⟨

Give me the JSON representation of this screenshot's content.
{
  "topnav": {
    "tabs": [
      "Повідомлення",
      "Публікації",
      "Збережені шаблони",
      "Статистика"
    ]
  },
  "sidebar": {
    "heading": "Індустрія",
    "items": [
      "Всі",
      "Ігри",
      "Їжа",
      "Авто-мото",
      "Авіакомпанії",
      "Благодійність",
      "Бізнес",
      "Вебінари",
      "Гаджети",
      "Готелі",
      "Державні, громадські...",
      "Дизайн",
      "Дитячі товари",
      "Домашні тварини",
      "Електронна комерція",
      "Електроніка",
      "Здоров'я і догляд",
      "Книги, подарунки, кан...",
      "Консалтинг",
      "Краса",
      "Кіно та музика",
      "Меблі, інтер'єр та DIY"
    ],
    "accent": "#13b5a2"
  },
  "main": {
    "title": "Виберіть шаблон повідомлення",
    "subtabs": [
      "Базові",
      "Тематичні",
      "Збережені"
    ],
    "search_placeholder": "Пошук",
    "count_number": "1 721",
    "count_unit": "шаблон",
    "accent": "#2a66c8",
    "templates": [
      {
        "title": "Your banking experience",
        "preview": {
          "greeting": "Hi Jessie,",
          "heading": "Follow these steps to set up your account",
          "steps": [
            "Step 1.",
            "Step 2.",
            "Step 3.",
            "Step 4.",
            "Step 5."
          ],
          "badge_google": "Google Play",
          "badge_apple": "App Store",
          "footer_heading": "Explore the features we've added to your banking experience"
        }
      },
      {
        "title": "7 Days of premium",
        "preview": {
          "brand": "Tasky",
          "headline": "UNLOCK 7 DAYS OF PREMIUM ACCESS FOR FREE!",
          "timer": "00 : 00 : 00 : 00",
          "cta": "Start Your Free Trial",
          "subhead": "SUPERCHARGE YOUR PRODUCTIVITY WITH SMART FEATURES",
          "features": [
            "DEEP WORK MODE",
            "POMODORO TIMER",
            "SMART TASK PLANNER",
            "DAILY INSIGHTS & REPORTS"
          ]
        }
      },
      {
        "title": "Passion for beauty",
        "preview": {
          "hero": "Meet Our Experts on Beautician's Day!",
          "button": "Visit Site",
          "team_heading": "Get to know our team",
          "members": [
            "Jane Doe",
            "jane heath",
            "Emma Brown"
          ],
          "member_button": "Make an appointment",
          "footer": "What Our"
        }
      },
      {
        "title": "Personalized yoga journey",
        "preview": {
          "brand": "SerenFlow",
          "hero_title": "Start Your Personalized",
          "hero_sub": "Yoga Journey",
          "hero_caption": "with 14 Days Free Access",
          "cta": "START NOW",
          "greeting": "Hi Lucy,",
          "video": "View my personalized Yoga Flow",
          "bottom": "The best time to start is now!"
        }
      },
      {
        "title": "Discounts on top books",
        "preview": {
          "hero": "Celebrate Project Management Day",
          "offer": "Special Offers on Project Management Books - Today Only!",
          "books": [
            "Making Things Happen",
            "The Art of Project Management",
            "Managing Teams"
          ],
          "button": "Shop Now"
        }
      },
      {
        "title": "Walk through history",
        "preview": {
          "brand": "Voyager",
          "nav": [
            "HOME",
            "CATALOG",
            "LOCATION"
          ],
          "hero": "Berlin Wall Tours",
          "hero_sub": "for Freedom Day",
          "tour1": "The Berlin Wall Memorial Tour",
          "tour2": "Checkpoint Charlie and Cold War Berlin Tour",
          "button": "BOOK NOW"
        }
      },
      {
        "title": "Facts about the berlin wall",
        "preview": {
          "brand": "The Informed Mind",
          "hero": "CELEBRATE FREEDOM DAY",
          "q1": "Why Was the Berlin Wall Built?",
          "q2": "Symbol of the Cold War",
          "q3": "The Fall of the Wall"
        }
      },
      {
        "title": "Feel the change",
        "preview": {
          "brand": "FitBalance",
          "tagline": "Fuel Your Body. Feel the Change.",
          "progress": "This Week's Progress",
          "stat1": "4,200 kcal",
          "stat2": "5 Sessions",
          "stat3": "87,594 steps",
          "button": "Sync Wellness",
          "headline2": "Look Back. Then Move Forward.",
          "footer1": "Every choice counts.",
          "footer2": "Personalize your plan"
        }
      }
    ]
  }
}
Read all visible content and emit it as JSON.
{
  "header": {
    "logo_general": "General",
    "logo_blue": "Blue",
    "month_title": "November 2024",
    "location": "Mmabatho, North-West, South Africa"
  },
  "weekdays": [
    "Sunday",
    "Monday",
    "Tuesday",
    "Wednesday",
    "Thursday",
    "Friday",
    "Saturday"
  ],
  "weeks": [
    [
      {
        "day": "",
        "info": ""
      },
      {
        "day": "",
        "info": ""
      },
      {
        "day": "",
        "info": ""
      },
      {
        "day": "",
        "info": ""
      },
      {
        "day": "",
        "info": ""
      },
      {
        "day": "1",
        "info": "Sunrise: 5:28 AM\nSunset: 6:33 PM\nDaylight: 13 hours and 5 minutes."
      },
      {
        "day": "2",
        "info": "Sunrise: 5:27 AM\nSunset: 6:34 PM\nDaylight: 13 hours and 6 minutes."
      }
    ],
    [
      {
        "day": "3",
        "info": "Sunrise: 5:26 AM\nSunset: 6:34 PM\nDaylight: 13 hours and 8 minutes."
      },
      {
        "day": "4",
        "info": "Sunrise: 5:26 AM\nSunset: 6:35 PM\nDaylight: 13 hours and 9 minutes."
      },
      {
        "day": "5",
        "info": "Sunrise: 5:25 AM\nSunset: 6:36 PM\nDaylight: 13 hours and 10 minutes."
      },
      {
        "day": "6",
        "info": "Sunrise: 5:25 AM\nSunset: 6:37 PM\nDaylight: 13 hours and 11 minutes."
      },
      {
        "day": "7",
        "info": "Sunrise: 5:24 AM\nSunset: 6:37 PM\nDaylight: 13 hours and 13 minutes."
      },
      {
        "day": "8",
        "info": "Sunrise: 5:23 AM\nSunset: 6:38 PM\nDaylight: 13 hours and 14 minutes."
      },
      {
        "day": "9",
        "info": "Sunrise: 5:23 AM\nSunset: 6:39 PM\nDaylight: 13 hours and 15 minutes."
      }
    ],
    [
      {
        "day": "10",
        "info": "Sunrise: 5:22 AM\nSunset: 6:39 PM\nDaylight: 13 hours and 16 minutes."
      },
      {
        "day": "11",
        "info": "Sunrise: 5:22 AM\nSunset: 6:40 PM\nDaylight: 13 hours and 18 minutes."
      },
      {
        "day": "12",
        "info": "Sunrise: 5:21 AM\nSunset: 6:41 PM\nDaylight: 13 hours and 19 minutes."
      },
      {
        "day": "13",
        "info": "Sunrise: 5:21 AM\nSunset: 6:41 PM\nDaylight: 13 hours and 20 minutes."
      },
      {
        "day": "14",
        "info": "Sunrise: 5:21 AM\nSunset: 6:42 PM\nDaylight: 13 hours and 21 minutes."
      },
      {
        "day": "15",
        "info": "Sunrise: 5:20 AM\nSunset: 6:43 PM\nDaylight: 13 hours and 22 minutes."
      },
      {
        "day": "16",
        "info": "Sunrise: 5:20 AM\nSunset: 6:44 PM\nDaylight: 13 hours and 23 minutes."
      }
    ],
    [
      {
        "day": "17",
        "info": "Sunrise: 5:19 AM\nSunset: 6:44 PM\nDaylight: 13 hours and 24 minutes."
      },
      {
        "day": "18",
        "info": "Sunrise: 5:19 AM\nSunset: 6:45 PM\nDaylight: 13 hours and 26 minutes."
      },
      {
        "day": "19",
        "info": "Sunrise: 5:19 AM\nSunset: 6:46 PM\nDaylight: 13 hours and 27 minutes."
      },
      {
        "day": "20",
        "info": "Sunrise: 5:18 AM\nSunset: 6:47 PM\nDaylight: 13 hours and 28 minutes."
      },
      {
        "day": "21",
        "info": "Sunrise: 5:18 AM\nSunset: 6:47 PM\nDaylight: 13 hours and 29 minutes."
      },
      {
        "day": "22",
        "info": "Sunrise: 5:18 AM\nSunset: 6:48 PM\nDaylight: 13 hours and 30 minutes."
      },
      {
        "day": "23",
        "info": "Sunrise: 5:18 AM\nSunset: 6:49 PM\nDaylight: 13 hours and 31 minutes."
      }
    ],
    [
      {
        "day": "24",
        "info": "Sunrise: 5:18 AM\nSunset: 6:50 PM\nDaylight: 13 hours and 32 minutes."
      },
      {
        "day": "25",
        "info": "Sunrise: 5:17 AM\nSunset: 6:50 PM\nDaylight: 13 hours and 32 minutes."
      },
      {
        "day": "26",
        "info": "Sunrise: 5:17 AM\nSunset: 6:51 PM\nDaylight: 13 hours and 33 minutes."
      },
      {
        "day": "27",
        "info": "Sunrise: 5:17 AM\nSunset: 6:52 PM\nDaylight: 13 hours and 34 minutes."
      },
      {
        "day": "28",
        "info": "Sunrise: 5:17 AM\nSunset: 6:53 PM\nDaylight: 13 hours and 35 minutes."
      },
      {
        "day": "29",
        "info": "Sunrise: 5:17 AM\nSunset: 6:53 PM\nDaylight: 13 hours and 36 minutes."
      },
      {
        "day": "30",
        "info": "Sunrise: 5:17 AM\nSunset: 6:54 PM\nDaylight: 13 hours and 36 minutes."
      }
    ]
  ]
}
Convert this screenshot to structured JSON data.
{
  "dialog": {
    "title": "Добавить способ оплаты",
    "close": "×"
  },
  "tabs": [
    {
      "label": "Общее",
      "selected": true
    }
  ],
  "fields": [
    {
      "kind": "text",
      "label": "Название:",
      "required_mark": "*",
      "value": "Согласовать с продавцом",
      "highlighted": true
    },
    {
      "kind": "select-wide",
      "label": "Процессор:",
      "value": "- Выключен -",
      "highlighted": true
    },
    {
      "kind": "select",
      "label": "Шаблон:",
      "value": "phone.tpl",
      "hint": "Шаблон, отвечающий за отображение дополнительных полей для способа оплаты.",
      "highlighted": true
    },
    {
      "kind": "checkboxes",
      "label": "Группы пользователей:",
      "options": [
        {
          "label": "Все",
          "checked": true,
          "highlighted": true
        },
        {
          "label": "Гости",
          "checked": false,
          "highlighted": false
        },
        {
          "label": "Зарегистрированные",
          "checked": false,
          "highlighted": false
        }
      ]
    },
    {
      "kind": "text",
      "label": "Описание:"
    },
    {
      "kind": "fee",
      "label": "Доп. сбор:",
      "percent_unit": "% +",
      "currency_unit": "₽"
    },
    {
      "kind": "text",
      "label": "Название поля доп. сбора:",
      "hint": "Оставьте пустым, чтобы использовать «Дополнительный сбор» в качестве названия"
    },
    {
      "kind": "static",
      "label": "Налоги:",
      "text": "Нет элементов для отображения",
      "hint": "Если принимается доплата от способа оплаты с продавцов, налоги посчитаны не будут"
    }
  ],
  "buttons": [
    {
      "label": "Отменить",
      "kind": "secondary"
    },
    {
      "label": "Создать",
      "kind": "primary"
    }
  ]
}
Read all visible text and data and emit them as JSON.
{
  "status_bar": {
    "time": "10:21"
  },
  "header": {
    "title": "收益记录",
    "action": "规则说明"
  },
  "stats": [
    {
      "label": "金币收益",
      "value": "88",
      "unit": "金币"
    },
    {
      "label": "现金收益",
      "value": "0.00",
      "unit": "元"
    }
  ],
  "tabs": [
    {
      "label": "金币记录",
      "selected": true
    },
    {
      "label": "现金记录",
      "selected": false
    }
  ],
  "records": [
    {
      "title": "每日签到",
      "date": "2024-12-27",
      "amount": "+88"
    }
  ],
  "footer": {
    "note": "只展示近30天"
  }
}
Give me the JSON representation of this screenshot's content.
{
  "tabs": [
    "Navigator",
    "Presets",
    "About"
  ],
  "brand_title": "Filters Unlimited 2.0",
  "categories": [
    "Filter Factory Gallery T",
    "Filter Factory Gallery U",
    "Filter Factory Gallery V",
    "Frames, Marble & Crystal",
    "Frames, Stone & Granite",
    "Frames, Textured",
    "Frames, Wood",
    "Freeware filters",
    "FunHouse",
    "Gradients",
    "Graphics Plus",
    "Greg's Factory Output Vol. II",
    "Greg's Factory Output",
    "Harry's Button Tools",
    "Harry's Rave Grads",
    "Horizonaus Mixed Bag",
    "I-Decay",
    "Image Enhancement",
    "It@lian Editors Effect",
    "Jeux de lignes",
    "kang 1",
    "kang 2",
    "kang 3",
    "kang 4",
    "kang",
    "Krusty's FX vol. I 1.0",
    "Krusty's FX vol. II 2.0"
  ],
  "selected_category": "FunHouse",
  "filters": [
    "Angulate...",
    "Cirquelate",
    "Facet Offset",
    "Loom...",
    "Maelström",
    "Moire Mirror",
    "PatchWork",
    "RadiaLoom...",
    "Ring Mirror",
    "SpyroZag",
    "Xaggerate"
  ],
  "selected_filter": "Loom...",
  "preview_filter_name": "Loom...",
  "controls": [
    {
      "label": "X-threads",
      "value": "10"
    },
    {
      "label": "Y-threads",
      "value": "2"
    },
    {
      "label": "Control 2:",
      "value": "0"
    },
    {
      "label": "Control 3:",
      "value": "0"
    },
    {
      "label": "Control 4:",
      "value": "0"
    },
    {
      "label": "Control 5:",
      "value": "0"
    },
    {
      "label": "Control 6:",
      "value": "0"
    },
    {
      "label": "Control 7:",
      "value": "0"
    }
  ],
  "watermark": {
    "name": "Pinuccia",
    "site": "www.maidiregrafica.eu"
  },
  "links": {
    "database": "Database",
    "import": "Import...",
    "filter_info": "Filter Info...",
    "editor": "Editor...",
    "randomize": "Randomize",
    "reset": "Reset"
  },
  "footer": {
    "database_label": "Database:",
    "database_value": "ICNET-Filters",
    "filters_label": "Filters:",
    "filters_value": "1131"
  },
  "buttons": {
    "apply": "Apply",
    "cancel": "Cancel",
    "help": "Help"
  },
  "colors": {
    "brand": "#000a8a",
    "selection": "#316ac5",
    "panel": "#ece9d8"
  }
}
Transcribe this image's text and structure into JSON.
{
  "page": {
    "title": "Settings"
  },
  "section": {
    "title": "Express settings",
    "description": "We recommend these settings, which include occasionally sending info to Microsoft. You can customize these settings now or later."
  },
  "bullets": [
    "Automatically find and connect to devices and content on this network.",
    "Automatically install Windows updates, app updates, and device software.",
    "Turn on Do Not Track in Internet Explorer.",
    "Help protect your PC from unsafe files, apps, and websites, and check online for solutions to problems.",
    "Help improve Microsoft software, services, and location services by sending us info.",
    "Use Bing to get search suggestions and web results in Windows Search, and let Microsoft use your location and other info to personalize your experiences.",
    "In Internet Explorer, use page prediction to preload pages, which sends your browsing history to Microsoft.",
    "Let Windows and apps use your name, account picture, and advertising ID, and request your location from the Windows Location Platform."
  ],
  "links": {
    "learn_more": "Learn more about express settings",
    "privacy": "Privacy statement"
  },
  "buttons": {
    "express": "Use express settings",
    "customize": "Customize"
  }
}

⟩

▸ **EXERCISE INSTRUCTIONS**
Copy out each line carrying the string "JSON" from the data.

▸ **WRITTEN SOLUTION**
Give me the JSON representation of this screenshot's content.
Read all visible content and emit it as JSON.
Convert this screenshot to structured JSON data.
Read all visible text and data and emit them as JSON.
Give me the JSON representation of this screenshot's content.
Transcribe this image's text and structure into JSON.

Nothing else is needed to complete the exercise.